Exercise instructions> Report each line of the entries that includes "Custom" by copying it.

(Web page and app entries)
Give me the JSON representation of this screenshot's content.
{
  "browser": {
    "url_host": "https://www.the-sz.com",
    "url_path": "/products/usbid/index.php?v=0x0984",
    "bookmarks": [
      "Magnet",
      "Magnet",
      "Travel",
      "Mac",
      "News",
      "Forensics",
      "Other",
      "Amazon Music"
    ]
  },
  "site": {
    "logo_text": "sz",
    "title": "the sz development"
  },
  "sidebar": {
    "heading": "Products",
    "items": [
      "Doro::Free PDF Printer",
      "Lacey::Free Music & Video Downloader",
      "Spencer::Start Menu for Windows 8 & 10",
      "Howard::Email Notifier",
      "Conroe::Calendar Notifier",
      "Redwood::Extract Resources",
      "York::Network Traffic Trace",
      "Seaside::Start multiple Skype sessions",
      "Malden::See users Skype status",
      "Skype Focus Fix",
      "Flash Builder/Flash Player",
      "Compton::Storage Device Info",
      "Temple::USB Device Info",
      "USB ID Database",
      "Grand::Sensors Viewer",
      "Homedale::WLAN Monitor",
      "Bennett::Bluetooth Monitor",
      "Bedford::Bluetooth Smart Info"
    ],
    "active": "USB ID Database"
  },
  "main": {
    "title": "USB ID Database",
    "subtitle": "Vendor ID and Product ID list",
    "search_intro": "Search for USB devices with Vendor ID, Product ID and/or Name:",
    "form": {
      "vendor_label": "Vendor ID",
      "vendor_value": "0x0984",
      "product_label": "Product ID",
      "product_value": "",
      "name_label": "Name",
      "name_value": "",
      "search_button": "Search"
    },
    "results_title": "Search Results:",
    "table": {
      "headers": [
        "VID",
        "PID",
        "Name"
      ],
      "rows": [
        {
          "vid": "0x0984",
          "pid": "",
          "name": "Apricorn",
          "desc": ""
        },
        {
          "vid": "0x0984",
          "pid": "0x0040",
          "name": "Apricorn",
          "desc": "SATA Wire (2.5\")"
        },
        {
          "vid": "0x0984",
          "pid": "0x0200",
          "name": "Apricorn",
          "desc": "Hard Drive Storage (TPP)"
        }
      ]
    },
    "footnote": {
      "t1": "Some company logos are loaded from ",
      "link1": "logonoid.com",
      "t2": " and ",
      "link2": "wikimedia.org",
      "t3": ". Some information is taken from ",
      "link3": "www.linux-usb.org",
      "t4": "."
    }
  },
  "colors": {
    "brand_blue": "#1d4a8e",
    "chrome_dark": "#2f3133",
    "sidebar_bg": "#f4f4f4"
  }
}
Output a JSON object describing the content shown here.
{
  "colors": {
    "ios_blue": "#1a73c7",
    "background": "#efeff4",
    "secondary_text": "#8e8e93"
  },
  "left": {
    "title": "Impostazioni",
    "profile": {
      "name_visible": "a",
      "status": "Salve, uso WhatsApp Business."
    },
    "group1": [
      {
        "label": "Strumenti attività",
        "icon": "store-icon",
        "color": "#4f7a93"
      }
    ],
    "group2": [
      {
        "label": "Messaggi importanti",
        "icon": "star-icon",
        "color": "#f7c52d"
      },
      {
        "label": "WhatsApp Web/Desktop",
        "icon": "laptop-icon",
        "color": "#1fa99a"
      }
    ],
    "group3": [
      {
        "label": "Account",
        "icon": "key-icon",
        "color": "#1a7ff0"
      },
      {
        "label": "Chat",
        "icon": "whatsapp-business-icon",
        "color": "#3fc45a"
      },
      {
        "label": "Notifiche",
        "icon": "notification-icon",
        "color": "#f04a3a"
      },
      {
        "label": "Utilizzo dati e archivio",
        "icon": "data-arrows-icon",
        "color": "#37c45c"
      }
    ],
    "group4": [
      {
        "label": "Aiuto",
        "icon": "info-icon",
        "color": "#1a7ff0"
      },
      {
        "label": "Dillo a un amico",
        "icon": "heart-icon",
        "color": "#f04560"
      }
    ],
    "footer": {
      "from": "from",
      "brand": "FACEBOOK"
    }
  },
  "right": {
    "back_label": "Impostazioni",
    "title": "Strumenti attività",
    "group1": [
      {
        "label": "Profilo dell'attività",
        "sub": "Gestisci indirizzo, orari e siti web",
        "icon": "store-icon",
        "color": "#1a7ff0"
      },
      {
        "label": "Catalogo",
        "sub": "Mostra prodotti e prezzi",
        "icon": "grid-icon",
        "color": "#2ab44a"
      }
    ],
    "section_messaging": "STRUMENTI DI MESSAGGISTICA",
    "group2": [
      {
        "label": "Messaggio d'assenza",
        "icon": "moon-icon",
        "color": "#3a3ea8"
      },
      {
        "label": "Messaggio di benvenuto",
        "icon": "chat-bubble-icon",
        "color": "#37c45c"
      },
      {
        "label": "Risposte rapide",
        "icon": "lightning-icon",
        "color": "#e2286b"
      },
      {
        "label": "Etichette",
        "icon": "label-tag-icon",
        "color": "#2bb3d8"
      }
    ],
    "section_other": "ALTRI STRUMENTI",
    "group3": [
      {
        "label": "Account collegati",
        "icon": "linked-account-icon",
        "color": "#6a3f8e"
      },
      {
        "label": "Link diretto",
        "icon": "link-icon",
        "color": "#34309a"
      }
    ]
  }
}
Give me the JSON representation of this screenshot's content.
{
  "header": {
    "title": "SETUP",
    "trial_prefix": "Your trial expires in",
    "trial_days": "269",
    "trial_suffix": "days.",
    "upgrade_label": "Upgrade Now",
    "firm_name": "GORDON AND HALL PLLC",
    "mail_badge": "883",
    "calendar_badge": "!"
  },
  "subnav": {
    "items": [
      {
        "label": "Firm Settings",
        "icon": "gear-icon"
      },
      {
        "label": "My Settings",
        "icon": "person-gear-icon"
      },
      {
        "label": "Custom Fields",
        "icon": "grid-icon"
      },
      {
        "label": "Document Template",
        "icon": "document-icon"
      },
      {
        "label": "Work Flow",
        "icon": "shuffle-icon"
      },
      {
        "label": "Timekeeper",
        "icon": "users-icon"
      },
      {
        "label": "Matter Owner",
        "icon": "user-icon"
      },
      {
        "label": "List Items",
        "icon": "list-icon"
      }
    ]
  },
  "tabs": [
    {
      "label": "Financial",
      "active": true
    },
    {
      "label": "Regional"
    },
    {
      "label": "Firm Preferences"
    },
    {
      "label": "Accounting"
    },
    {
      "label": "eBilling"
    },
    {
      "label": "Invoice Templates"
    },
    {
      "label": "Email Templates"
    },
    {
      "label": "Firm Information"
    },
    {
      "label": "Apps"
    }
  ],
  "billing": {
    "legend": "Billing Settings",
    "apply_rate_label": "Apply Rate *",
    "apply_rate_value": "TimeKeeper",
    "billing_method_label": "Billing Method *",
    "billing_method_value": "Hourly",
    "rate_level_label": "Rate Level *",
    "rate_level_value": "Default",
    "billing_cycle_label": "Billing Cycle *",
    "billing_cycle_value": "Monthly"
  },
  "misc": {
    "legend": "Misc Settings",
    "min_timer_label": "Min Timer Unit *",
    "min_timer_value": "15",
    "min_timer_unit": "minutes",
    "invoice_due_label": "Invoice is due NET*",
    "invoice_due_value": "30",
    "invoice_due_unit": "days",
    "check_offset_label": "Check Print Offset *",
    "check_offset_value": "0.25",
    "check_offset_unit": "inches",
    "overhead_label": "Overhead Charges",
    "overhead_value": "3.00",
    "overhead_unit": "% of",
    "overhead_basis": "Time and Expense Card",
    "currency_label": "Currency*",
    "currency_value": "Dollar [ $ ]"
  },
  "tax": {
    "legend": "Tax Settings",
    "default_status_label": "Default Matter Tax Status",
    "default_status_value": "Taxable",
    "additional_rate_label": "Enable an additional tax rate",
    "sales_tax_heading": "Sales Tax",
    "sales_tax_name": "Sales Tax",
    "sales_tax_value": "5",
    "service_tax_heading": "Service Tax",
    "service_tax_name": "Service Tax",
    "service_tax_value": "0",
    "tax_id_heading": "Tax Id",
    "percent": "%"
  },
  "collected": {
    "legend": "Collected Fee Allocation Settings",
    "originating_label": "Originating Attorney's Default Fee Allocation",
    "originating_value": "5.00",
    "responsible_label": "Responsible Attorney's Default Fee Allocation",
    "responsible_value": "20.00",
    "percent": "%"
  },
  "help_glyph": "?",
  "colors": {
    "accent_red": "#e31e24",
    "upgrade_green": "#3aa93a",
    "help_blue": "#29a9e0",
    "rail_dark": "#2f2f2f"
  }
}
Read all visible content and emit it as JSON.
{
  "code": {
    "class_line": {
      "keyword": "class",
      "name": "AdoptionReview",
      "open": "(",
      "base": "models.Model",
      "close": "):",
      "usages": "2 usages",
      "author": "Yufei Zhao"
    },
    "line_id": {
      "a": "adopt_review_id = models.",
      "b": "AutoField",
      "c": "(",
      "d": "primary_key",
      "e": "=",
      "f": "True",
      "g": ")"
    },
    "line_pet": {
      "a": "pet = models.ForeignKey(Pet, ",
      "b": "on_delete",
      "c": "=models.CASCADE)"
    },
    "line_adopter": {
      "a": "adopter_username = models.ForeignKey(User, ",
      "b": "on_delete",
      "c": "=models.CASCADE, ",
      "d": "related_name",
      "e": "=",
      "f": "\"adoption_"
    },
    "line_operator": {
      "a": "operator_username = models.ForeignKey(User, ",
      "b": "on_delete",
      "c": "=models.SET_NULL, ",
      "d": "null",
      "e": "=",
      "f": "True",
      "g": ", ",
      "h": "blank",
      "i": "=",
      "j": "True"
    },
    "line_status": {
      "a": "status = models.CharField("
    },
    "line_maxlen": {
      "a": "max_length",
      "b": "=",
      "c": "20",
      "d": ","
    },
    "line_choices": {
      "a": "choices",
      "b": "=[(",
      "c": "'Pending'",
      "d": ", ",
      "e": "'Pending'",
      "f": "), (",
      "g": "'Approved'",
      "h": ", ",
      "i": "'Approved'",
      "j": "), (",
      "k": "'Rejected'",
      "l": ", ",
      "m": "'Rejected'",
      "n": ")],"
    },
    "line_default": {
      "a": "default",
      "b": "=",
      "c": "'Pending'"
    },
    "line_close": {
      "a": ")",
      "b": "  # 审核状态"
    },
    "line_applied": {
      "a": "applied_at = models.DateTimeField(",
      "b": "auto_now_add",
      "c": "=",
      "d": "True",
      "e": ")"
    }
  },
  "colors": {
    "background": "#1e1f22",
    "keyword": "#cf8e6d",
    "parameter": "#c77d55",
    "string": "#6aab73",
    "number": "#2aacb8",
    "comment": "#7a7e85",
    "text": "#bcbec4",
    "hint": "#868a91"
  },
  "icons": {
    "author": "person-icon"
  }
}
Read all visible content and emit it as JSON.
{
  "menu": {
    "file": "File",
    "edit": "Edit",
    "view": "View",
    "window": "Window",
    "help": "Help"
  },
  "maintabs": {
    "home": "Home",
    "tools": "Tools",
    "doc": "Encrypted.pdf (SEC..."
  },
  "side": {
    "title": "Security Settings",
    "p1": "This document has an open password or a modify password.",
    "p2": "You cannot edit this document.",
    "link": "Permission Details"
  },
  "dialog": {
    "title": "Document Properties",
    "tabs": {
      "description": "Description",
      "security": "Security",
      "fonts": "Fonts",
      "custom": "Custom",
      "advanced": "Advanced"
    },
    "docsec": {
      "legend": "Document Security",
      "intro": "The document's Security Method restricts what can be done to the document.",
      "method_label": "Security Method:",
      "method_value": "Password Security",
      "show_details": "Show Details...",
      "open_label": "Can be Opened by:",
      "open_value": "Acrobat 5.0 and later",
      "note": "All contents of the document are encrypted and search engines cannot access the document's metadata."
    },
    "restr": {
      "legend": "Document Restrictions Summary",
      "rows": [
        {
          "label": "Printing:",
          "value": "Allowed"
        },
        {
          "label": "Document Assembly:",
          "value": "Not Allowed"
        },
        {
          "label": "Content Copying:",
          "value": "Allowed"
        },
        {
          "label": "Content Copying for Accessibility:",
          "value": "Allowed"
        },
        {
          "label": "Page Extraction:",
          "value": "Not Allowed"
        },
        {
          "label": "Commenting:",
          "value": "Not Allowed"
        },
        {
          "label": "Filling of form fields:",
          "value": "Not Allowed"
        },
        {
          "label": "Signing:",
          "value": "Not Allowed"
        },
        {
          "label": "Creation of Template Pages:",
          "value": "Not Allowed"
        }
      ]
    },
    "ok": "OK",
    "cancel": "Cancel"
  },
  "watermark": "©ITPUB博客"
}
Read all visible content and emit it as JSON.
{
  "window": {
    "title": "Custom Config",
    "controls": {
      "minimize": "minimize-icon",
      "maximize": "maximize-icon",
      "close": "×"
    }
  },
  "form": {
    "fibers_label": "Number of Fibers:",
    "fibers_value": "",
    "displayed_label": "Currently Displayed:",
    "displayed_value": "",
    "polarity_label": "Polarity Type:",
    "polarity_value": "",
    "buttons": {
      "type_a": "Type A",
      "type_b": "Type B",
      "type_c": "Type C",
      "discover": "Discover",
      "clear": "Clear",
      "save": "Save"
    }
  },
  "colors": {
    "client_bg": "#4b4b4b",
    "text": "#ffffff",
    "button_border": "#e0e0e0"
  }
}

Task answer>
        "label": "Custom Fields",
      "custom": "Custom",
    "title": "Custom Config",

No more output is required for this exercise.